The RIIA looked at the issues that arose with the hypothetical addition of renewable energy in 10% increments up to 50% and found that the addition of renewable energy to the grid creates changes in the grid’s operation and system needs.
The report found that the addition of renewable resources adversely impacted the grid’s operational stability.
According to the report, the energy grid loses stability when renewable energy’s inverter-based resources replace conventional physically-spinning generators.
Solar panels turn solar energy into direct current, or DC, electricity. But most utilities produce and transmit alternating current, or AC, electricity, so solar energy providers must use inverters to convert DC electricity to AC to operate as part of the grid. Large wind turbines typically produce AC power, but smaller wind turbines often produce DC power, which necessitates the use of an inverter to put out AC energy useable in the grid.
MISO found that introducing more renewables into the existing grid added complexity that requires new methods of adaptation.
MISO found that the way to overcome that challenge is through a combination of multiple technologies, like high-voltage DC lines and DC equipment like synchronous condensers, which can reduce or eliminate the lag in supply created by introducing renewables to the traditional grid. The report also recommends adopting emerging technology like grid-forming inverters, which allows wind and solar inverters to form voltage and frequency levels like traditional generators.

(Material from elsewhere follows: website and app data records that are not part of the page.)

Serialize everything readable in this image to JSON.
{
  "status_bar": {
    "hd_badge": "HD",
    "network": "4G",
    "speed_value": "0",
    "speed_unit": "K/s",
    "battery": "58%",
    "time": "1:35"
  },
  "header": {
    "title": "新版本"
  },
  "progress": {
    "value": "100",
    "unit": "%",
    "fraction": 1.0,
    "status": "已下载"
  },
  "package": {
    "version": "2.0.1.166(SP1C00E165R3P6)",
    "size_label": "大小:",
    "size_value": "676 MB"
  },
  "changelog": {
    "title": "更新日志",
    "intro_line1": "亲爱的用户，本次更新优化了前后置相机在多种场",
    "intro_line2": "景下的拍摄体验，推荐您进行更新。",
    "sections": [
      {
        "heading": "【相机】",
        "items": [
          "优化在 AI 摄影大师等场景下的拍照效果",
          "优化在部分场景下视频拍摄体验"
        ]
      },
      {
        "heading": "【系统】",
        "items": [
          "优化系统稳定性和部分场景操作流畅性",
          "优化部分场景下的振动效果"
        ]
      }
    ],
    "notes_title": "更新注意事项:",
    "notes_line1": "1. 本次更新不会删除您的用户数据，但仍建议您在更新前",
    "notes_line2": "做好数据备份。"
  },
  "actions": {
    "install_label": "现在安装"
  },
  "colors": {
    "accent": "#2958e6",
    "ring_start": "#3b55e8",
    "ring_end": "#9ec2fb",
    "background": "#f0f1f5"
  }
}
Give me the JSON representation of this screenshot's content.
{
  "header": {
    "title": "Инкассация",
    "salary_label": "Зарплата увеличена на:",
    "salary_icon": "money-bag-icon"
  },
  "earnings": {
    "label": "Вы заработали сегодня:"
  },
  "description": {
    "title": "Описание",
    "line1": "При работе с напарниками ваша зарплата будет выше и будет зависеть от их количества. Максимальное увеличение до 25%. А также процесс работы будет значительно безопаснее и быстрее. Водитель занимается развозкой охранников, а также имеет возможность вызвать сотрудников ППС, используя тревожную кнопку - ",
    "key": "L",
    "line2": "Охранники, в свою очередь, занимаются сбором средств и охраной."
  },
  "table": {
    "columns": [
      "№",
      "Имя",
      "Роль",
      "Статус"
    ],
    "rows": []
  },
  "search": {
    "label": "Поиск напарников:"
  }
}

The report also found other grid reliability factors that introducing renewables would change, including shifting the periods when the grid is stressed due to long-distance power transfers, shifting periods of energy shortage risk, shifting flexibility risk and insufficient transmission capacity.
MISO found that those challenges were manageable, but higher levels of renewable energy integration would require more adaptation.
“RIIA found when the percentage of systemwide annual load served by renewable resources is less than 30%, the integration of wind and solar will require transmission expansion as well as significant changes to current operating, market and planning practices — all of which appear manageable within MISO’s existing framework. Beyond 30%, transformative thinking and coordinated action between MISO and its members are required to prepare for the significant challenges that arise,” the report stated.
Grid reliability and climate change resilience have come to the forefront after Texas’ independent electrical grid failed during a historic cold snap, setting off a series of planning failures compounded by the frigid temperatures.
Early punditry pointed to frozen wind turbines as the cause of the failure, but as the situation become more clear, failures in fossil-fuel powered plants were revealed as the real source of the blackouts.
The Electric Reliability Council of Texas, the organization that runs the electrical grid for 75% of the state, apparently failed to winterize every step of the generation process, from extraction of natural gas to the buttons used to operate the power plants. The weather, and possibly the outages, led to at least 58 deaths over several days.
Climate change is affecting the spread of the polar vortex, a band of wind surrounding the North and South Poles, bring cold arctic air further south. The change is due to the rapid warming of the Arctic Ocean, which normally keeps the polar vortex contained.
Here in Indiana, climate change has already affected how Hoosiers live, work and play. Over the last 125 years, the average amount of precipitation that falls in the state every year has increased 5.6 inches. Instead of being spread out through the year the rain is falling in heavy downpours, increasing the risk of flooding in many areas across the state, affecting commutes, agriculture and costing Hoosiers.
The average annual temperature has also risen 1.2 degrees Fahrenheit in the state during that time, and is projected to rise about 5 degrees by mid-century.
Scientists and environmental advocates point to moving away from fossil fuels as necessary to reduce the impact of climate change, but the transition toward renewables could affect electric reliability unless utilities act to adapt.
The Federal Energy Regulatory Commission, the agency that oversees energy suppliers in the U.S., said it will examine the threat that climate change and extreme weather events pose to electric reliability.
“The effects of climate change are already apparent,” said FERC Chairman Richard Glick. “We must do everything we can within our statutory authority to ensure that the electric grid is capable of keeping the lights on in the face of extreme weather.”
FERC also said it would investigate “potential wrongdoing” in the natural gas and electricity market after natural gas prices spiked as high as 100 times the average price during the crisis in Texas. At least one U.S. senator has also pushed for a probe.